When we say we think inside a box, what we really mean is that we draw lines of separation (legal, territorial, technological and moral) around our mental and psychical bodies. Our thinking is determined by the attention we pay to the world that surrounds us, and thus the nature of the attention we pay has a direct relation to the way we experience reality. Our attention, as McGilchrist points out in his lecture of the mind, makes reality what it is.(7) There isn't per say an objective reality we can all adhere to, but rather billions of spotlights searching for meaning and structure, often cross illuminating the same aspects of life.
Reality therefore evolved as a process of negotiation, through the collective evolution of a unified vision that determines which aspects are recognised and called into the conscious and which aspects remain in the shadows of that commonly agreed social reality. But the question again is whether the kind of social reality we adopted — which is itself an ethical construct, grounded in technocratic bureaucracy — is the kind of reality that will uphold the texture of the social field when presented with a pandemic. Belief itself isn't a purely intimate mental state but something that is materialised in our effective social activity, supporting the fantasies upon which social realities are built and regulated.

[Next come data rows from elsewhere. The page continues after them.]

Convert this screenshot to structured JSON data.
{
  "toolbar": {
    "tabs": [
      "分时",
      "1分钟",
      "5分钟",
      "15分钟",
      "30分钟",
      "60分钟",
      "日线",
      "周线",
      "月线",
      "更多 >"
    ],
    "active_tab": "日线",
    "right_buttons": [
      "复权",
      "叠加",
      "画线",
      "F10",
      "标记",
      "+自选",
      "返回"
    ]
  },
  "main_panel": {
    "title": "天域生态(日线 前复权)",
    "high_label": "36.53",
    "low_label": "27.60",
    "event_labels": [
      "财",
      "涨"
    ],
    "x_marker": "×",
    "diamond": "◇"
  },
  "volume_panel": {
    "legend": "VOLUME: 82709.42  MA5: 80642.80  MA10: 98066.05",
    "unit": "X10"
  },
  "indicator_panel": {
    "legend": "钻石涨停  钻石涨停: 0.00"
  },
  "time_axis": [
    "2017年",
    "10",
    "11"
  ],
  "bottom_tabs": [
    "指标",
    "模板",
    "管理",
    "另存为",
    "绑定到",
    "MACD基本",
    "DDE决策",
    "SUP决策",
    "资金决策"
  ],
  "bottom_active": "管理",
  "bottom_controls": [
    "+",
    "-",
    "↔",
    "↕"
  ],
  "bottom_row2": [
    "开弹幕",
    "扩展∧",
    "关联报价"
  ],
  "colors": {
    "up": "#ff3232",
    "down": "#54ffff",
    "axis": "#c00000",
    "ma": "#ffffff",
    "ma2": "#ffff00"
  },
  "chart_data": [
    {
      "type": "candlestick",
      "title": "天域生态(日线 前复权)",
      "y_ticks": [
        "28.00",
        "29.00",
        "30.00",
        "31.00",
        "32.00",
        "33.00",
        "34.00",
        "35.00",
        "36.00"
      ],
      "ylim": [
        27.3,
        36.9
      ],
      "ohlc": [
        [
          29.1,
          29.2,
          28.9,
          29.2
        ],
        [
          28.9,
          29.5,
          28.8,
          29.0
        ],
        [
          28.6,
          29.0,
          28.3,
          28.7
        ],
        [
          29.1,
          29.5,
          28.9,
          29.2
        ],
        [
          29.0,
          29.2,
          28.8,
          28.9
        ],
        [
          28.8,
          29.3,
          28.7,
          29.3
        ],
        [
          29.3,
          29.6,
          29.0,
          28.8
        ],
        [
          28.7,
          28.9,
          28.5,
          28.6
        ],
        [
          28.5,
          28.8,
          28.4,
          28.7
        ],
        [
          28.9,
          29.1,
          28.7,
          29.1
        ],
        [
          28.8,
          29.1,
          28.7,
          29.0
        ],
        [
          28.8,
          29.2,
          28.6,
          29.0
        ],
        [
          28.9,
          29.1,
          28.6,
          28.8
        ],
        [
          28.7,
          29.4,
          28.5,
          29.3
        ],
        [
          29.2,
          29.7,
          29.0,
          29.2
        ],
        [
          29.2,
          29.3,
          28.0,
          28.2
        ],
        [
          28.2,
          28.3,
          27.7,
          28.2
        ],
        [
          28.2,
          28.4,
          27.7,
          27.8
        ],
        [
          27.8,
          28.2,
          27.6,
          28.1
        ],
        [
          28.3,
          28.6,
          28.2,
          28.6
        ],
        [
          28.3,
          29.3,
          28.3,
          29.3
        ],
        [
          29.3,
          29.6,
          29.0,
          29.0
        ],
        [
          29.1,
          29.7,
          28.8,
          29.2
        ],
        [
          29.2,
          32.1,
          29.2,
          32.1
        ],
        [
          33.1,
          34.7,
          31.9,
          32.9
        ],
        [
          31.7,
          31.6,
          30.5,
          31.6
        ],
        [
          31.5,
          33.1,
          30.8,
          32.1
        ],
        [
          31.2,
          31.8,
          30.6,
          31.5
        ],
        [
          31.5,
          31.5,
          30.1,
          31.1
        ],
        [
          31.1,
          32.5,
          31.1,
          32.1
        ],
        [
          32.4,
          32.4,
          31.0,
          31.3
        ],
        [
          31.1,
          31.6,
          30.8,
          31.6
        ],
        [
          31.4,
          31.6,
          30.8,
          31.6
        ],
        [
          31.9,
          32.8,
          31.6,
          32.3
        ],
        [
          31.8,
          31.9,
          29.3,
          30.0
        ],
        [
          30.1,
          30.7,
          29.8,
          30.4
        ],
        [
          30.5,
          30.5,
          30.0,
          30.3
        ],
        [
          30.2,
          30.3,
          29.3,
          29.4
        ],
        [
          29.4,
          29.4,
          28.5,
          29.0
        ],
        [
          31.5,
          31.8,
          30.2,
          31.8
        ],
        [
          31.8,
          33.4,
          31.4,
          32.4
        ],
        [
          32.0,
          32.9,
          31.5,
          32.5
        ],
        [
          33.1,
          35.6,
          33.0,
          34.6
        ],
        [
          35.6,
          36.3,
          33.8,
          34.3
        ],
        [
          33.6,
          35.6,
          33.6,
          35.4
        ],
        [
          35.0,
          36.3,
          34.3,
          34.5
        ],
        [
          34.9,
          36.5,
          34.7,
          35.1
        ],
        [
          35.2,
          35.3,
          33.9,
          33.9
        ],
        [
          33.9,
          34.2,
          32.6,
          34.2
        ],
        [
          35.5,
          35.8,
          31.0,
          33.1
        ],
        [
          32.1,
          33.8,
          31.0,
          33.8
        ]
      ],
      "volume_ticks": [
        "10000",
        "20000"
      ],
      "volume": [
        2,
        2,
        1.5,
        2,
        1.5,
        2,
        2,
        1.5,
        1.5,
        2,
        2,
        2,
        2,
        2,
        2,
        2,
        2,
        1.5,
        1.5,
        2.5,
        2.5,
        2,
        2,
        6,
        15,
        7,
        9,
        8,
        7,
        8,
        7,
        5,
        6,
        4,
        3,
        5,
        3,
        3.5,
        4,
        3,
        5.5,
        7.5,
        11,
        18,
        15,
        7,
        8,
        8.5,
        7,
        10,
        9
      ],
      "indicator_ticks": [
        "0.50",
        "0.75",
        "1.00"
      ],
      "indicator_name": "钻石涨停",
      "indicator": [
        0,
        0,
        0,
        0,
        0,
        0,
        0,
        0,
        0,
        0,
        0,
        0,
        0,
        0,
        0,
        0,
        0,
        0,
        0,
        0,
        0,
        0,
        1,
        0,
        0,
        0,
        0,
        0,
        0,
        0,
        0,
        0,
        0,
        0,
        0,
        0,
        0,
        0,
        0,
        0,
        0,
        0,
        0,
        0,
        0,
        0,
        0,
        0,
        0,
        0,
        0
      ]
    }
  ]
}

There is a logical fallacy in the assumption about the power of self-awareness that one can acquire through accumulated cognitive knowledge and mindfulness, as Peter Sloterdijk argues in his book, Critique of Cynical Reason (1983). What we call our conscious self isn't that conscious after all. Ideology, he argues, becomes converted into an arsenal of cynic reason, as a response precisely to the lack of freedom that is supposed to arm one with the ability to choose the very principles that meant to guide our actions and thus make us into free actors.(8) In order for reason to function, it must presuppose freedom as a means to materialise itself as a principle of action.
Sloterdijk problematizes this Kantian notion of enlightened understanding, and sees it as a paradoxical phenomenon which he calls enlightened false consciousness that ultimately strips individuals of the role of active agents, in so far as they are fully aware their beliefs and work efforts are based on a set of lies, but nevertheless continue let their actions be informed by those lies.
The pandemic, clearly a devastating blow on the poor, the sick and the marginalised, had given us a moment of reflection and reorganization. Since the invention of the wheel, the world has been blindly rolling into a cloud of fog, whose contours were left to be defined by technology and the market, while the elusive, narratively rooted humankind has been reduced to an automated instrument with little say in its unfolding. The virus is one of those glitches in a system of such complexity as our global economy, and the biopolitical bodies of this very economy are drained of its resources to combat it. We are reminded of the rule of chaos, making the future of life on Earth perhaps more difficult to predict than we thought. Just like we tend to reduce our breath to the autonomous output of our lungs, disregarding the myriad of elaborately choreographed components, our social bodies become similarly alienated, despite their dialectic relation between human and extra-human nature, with the boundaries of organic and inorganic ever shifting.
The term "essential workers" therefore remains an important reminder of what life would be without those like Rekha Kadu in the frontline.